Historically, livestock production and long rotations have been integral components in the development of organic farming systems. However, a recent trend in many areas of Canada is a move toward a specialization and intensification of farming practices paralleling those found in conventional agriculture. Fast growing markets of organic cereals and high-profit crops such as potatoes and vegetables has created a situation where these crops are grown in short rotations (i.e., three to four years), without the benefit of long-term soil improving crops (e.g., forage legumes and grasses) or on-farm inputs of composted manure. These "new" organic arable farming systems will undoubtedly be faced with agronomic problems such as nutrient recycling and weed management that will be distinct from traditional organic systems. Research strategies, concepts, and tools need to be designed and implemented to enhance conversion of these "new" organic systems to ensure economic viability and environmental sustainability.
The Organic Agriculture Centre of Canada (OACC) has recently initiated a multi-location trial to examine strategies for farmers to convert from conventional to organic arable production within a stockless farming system and comparing that to the sustainability of an organic system using either ruminant (i.e., beef, dairy, or sheep) or monogastric (i.e., swine or poultry) livestock. Moreover, the study is addressing the potential benefits of perennial forages in terms of nitrogen management, weed control, soil building, water source availability, and economic viability within an intensive (short rotation) cropping system. Along with comparing stockless, ruminant, and monogastric farming systems, forages will be introduced within the rotations at varying levels ranging from 25 to 75% of the rotation. Within each rotation a further variable is addressing forage management options and include; 1) mechanically harvesting the forage; 2) harvesting the forage and placing the cut forage in between rows of row crops and cereals; and 3) plowing down the forage as a green manure prior to seeding the crop.
The comprehensive study is founded upon several interesting research findings from previous work conducted at the University of Manitoba (UM) and the Nova Scotia Agricultural College (NSAC). Cropping systems researcher, Martin Entz and his graduate students at UM have clearly demonstrated that perennial forages in short rotations significantly suppress the spread of annual and perennial weeds. In the same system, they demonstrated that the inclusion of lucerne two years in four (in a wheat-lucerne-lucerne-flax system) eliminated the need for supplemental N for the first 8 years of the experiment.
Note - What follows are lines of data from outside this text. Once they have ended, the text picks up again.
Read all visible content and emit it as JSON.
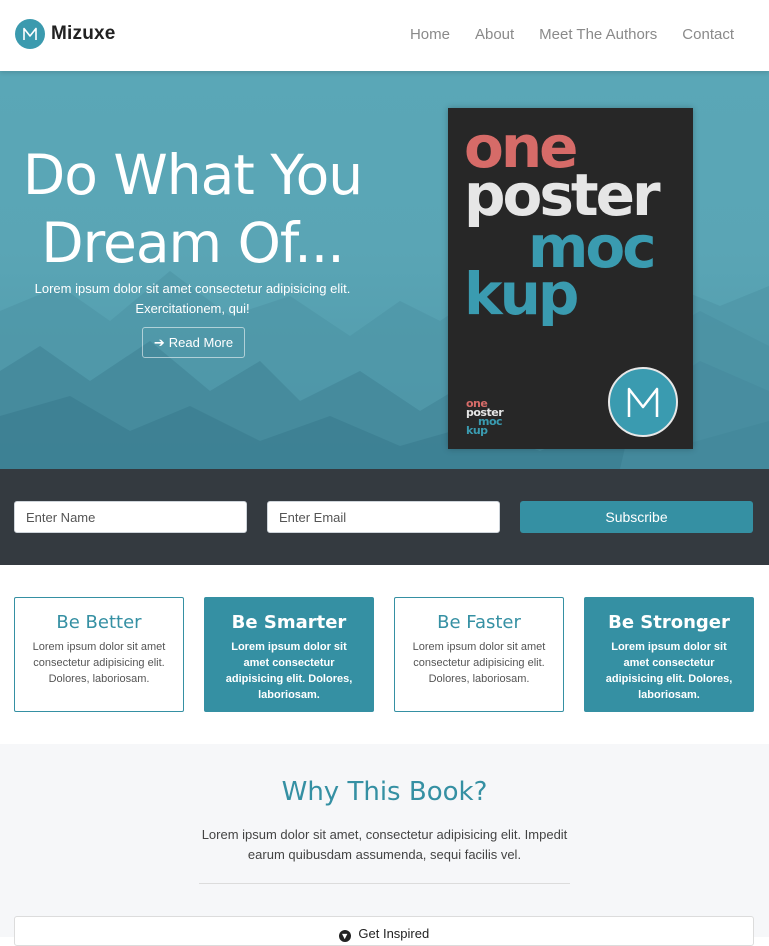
{
  "brand": {
    "logo_letter": "M",
    "name": "Mizuxe"
  },
  "nav": {
    "items": [
      {
        "label": "Home"
      },
      {
        "label": "About"
      },
      {
        "label": "Meet The Authors"
      },
      {
        "label": "Contact"
      }
    ]
  },
  "hero": {
    "title_line1": "Do What You",
    "title_line2": "Dream Of...",
    "subtitle_line1": "Lorem ipsum dolor sit amet consectetur adipisicing elit.",
    "subtitle_line2": "Exercitationem, qui!",
    "read_more_icon": "arrow-right-icon",
    "read_more_label": "Read More",
    "poster": {
      "line1": "one",
      "line2": "poster",
      "line3": "moc",
      "line4": "kup",
      "logo_letter": "M"
    }
  },
  "subscribe": {
    "name_placeholder": "Enter Name",
    "email_placeholder": "Enter Email",
    "button_label": "Subscribe"
  },
  "features": [
    {
      "title": "Be Better",
      "text": "Lorem ipsum dolor sit amet consectetur adipisicing elit. Dolores, laboriosam.",
      "style": "light"
    },
    {
      "title": "Be Smarter",
      "text": "Lorem ipsum dolor sit amet consectetur adipisicing elit. Dolores, laboriosam.",
      "style": "dark"
    },
    {
      "title": "Be Faster",
      "text": "Lorem ipsum dolor sit amet consectetur adipisicing elit. Dolores, laboriosam.",
      "style": "light"
    },
    {
      "title": "Be Stronger",
      "text": "Lorem ipsum dolor sit amet consectetur adipisicing elit. Dolores, laboriosam.",
      "style": "dark"
    }
  ],
  "why": {
    "title": "Why This Book?",
    "text": "Lorem ipsum dolor sit amet, consectetur adipisicing elit. Impedit earum quibusdam assumenda, sequi facilis vel.",
    "accordion_icon": "chevron-circle-down-icon",
    "accordion_label": "Get Inspired"
  },
  "colors": {
    "primary": "#3590a3",
    "hero_bg": "#5aa7b7",
    "dark_bar": "#343a40",
    "poster_bg": "#272727",
    "poster_red": "#d66b68"
  }
}
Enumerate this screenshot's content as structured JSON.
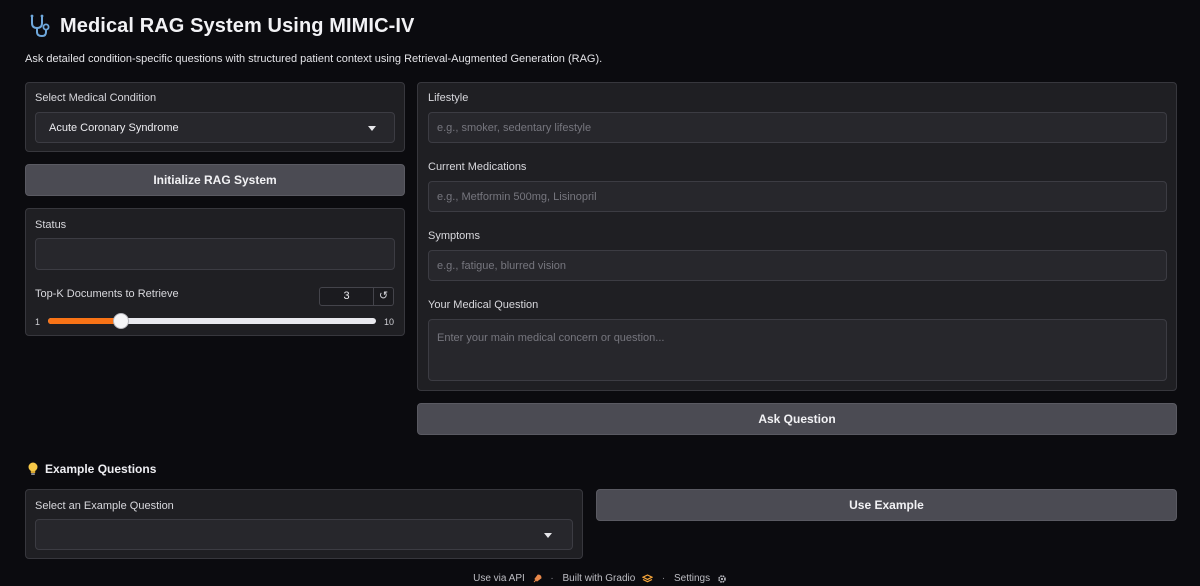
{
  "header": {
    "title": "Medical RAG System Using MIMIC-IV",
    "title_icon": "stethoscope-icon",
    "subtitle": "Ask detailed condition-specific questions with structured patient context using Retrieval-Augmented Generation (RAG)."
  },
  "left": {
    "condition_label": "Select Medical Condition",
    "condition_value": "Acute Coronary Syndrome",
    "init_button": "Initialize RAG System",
    "status_label": "Status",
    "status_value": "",
    "topk_label": "Top-K Documents to Retrieve",
    "topk_value": "3",
    "topk_min": "1",
    "topk_max": "10",
    "reset_icon": "reset-icon"
  },
  "right": {
    "lifestyle_label": "Lifestyle",
    "lifestyle_placeholder": "e.g., smoker, sedentary lifestyle",
    "medications_label": "Current Medications",
    "medications_placeholder": "e.g., Metformin 500mg, Lisinopril",
    "symptoms_label": "Symptoms",
    "symptoms_placeholder": "e.g., fatigue, blurred vision",
    "question_label": "Your Medical Question",
    "question_placeholder": "Enter your main medical concern or question...",
    "ask_button": "Ask Question"
  },
  "examples": {
    "section_title": "Example Questions",
    "section_icon": "lightbulb-icon",
    "select_label": "Select an Example Question",
    "select_value": "",
    "use_button": "Use Example"
  },
  "footer": {
    "api": "Use via API",
    "built": "Built with Gradio",
    "settings": "Settings"
  },
  "colors": {
    "accent": "#f97316",
    "background": "#0b0b0f",
    "panel": "#1f1f23",
    "button": "#4b4b53"
  }
}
The researchers noted that the above system did result in soil-mining of phosphorus, and these results were later validated by an evaluation of several organic farms in western Canada. Entz revealed organic soil phosphorus levels were critically low on many long-term organic fields that had not received livestock manure.
Research conducted at the NSAC by forage agronomist, Ralph Martin, and his graduate students highlighted the potential of mulches in weed suppression and water resource availability. Soil moisture levels were consistently higher under mulch treatments versus conventional tillage and showed no yield differences for both potatoes and maize. Harvested forages placed in between rows of row crops would not only demonstrate the mulch benefit of preventing evaporation from the soil surface, but also do not lose water via evapotranspiration as a living mulch would, an important quality in drought-prone areas.
Marrying their respective findings (benefits of forages in short rotations
plus benefits of mulches), Drs. Entz and Martin, along with several collaborators
across Canada came up with the idea to assess forages as mulches in row
and cereal crops. The current research should determine if livestock contribute
to a more effective transition strategy than farms without access to livestock
and if a stockless system, how might forages be incorporated to ensure
© 2012, Organic Agriculture Centre of Canada (OACC)